Anyway, he called, as he’d done a lot, and the other guy in the pot tanked for 30 seconds before folding. He told us afterwards he had KQ, which was crucial in this pot, but I was thinking to myself, “if he calls I have to make this 5500 and call the rest off, there’s too much dead money in there now”.
As he folded, I stuck to plan A and took a flop in position.
KKT looked pretty good to me, and I called Dom’s cbet after the big stack folded. A turned queen looked okay to me, so when Dom led again for 3500, I happily moved all in. I soon got the bad news that Dom had turned the one outer, and had queens full.
I needed an ace or a ten. I couldn’t find either, and out I went
My re-entry saw me seated beside my Grosvenor teammate Joe Beevers, and it was a real pleasure to play with him, although we quickly realised between us we had a really tough table full of good aggro players.
I found it pretty tough to build a stack here, but dug in and managed to find my way through to day two with 25,000 chips.
Having started with 20k, it didn’t feel like I’d made much progress, but I think 25bb for day two is plenty, which got me asking the question, “If you could make day two with 25bb in every tournament would you take that rather than risk being knocked out early sometimes, though giving up the chance to run up a stack?”. I’m not sure I know the answer to be honest.
Day two proved short and not very sweet, though not before the poker gods had poked fun at me a couple of times.
First we had a hand which Dom won from his big blind where I’d just called a raise pre-flop.
What was the flop? Of course, KKT again
With less than 20bb left a young guy who had already 3b me once did it again on the button. I 4b jammed AQ and he snapped me with the aces. Nice hand zzzzz….apart from the board run out for lols, coming AQxxQ. Lovely.
I headed to the bar, but decided I’d try the £150 side event on Saturday evening later.
I was chip leader in that with 11 left. I came 10th. First a guy opened on our five handed table, the small blind shoved 27bb, I reshoved QQ from the big blind, the raiser passed and the small blind had, yep, aces. Played them well, as I didn’t put him on them. He’d had practice mind, having had aces against queens about 10 minutes earlier too!
With 10bb left, it was passed to me in the small blind and I shoved T3 of spades. The big blind stacked his chips up and slid them forward, but stopped short of the line. I hoped he’d changed his mind, as I didn’t fancy a call much, but of course he hadn’t.
As if it wasn’t obvious, what he was doing was getting a rubber duck out of his pocket, pretending it said something in his ear, then he gave it a kiss and put it on his stack, then he slid them in!
I showed me T3, he flipped AK of hearts and once he’d made the nuts on the turn he told everyone he was only 60/40 and could easily lose!

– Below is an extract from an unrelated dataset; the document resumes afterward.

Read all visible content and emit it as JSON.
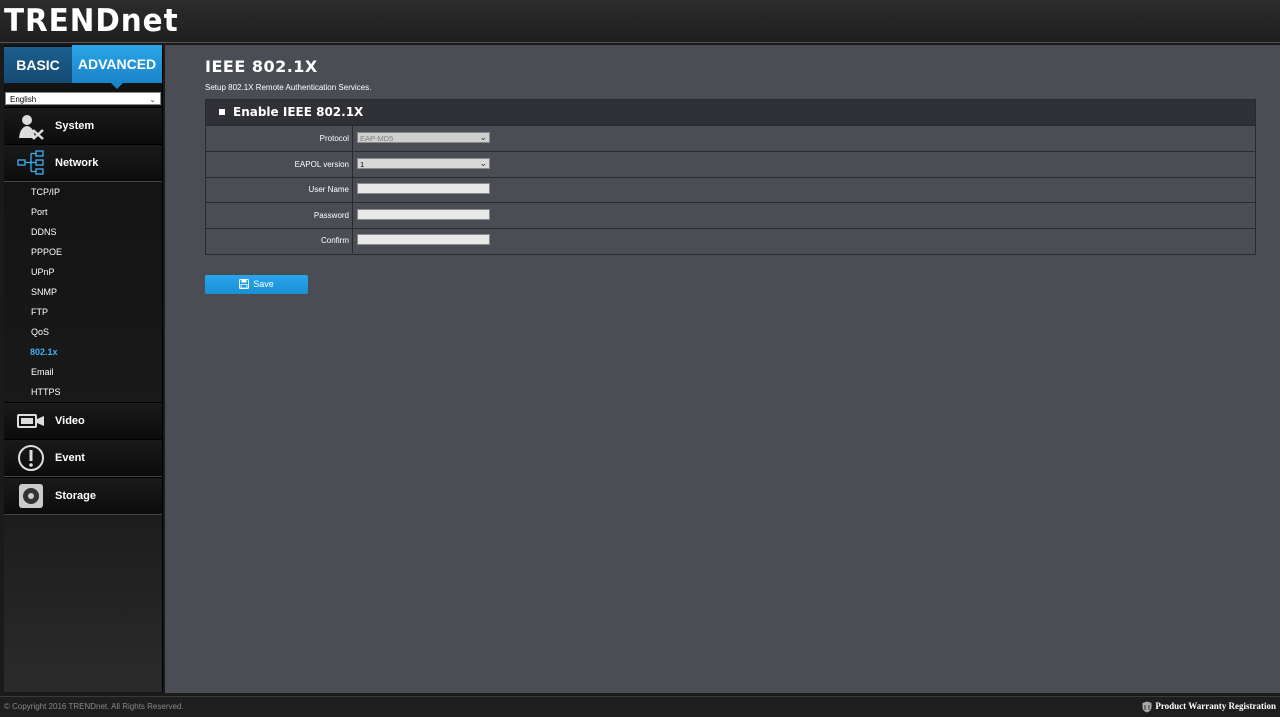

I decided it was safest for me to hit the commentary box with the Tower, so did the whole final table with the legend himself, and what a final table it was.
Harry Law, a high stakes cash game player from London, got all the chips, then lost them, then got them all again!
Tower was rooting for Ben Turnstill, who was wearing the Megatron Detroit Lions American football shirt. I told him that was the shirt Ryan Reiss wore when he won the WSOP Main Event last year, so we tweeted Ryan and said someone at the GUKPT Leeds final is trying to win a title the same way you did using the Megatron shirt.
The World Champ only tweeted us back!
Loving Ryan Reiss taking time out to tweet about GUKPT Leeds. Now all we need to do is persuade him to make the trip to the next leg, Luton in October, and he’ll be a proper legend!